The Vatican’s Office of the Sacred Congregation for Divine Worship explains, “From ancient times the Church has had the custom of celebrating each day the liturgy of the hours. In this way the Church fulfills the Lord’s precept to pray without ceasing, at once offering its praise to God the Father and interceding for the salvation of the world.”
The Catechism goes on to explain, “The hymns and litanies of the Liturgy of the Hours integrate the prayer of the psalms into the age of the Church, expressing the symbolism of the time of day, the liturgical season, or the feast being celebrated. …The lectio divina, where the Word of God is so read and meditated that it becomes prayer, is thus rooted in the liturgical celebration.” (1177)
As a permanent deacon, I pray the Office daily, both in the morning and evening, and sometimes during the day. It takes me an average of an hour and a half; I typically pray it at home in front of a crucifix or sacred image. I usually pray it alone, but I find it particularly impactful when I have the chance to pray it in community. One of my favorite things when I have meetings with my fellow deacons is when we begin with the Office’s morning prayers.

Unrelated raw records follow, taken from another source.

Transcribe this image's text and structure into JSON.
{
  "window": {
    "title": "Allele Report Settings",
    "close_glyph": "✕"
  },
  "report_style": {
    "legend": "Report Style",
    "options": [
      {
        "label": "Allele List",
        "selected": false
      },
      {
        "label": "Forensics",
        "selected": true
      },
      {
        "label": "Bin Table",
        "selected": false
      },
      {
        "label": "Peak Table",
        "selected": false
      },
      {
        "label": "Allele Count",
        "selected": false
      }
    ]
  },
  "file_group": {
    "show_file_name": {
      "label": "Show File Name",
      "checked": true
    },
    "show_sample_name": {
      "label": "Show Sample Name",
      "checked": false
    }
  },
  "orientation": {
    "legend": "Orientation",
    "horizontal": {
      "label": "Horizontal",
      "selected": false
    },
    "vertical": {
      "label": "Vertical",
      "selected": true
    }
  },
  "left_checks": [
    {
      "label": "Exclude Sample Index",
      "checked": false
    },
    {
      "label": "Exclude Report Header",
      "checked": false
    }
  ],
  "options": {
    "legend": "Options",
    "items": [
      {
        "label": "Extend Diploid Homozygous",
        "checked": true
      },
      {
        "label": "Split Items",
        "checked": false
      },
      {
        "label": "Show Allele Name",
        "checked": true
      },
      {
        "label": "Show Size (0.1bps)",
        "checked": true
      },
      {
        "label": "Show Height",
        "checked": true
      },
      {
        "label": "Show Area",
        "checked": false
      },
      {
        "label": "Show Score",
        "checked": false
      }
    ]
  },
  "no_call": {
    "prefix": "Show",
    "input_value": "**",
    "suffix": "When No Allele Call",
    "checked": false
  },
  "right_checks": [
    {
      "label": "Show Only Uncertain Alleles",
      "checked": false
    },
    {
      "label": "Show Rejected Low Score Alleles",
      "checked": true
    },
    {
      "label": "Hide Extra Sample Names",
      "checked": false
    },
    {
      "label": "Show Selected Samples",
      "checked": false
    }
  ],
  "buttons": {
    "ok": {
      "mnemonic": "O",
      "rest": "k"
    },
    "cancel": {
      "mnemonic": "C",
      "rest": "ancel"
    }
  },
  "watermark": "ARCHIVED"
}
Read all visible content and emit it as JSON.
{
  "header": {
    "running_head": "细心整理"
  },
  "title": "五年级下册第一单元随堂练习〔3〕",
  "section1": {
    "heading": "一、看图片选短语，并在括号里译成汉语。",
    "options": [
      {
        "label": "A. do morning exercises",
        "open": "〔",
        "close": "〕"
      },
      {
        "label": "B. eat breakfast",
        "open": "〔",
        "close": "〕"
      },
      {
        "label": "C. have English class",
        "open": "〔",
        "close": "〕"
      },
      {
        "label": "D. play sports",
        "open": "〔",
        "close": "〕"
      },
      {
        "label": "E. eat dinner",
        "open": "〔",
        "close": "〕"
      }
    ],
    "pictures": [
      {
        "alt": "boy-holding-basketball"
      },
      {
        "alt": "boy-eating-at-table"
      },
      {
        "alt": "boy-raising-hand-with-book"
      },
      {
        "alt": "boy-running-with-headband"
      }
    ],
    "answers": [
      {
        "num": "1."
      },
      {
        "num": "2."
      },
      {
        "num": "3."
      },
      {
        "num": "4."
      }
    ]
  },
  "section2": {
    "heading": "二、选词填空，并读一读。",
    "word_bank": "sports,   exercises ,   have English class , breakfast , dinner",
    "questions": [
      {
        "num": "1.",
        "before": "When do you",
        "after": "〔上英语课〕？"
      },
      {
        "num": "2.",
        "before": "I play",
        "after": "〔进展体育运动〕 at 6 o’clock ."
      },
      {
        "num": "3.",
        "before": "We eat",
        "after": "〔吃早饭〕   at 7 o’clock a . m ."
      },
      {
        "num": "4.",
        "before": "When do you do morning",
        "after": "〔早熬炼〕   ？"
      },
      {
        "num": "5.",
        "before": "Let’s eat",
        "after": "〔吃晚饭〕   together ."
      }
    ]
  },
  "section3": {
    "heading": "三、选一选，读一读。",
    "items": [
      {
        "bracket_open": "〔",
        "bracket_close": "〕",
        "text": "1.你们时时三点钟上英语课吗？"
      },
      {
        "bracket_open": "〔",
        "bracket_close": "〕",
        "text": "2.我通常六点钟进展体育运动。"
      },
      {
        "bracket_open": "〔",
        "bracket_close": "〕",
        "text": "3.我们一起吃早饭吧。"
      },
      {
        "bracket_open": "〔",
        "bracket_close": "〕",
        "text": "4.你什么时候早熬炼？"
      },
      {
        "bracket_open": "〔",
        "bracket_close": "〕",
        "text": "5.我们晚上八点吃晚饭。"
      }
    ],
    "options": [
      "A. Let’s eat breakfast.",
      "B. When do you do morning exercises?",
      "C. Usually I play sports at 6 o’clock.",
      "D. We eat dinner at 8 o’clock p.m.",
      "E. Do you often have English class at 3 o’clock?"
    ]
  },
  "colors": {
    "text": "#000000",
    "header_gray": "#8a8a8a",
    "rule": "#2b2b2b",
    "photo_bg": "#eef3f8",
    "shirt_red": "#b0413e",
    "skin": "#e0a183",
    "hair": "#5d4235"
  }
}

It is a great consolation to me knowing that, with the Office, the entire Church is praying with me throughout the day. The entire body of Christ is praying for one another, asking God to take over and that Christ be made manifest. It is a powerful spiritual tool.
Morning prayer helps me prepare for the day. Evening prayer gives me the opportunity to reflect on what has happened during the day, and to lift up my concerns in prayer. The Psalms remind me I need to be praising God on an ongoing basis. The Office is a way I can maintain God’s presence in my life each day, develop an intimacy with Him, grow closer to Christ and grow in holiness.
The laity are not required to say the Office daily, but are encouraged by the Church to do so. If you live near a monastery, retreat center or parish church that publicly prays the office, you may go and participate in certain parts of the Office, such as Vespers/Evening prayer, although I realize that there may be restrictions on some being able to do this during this time of pandemic. Otherwise, you may do it alone at home; there are many wonderful books explaining the most effective ways lay people can do the Liturgy of the Hours. I think you will find it to be a source of great spiritual strength, and a wonderful way to grow in your faith.
But whatever tool you use, as long as it is a technique approved by the Catholic Church, I urge you to begin. I know it will play a vital role in helping you grow closer to the Lord.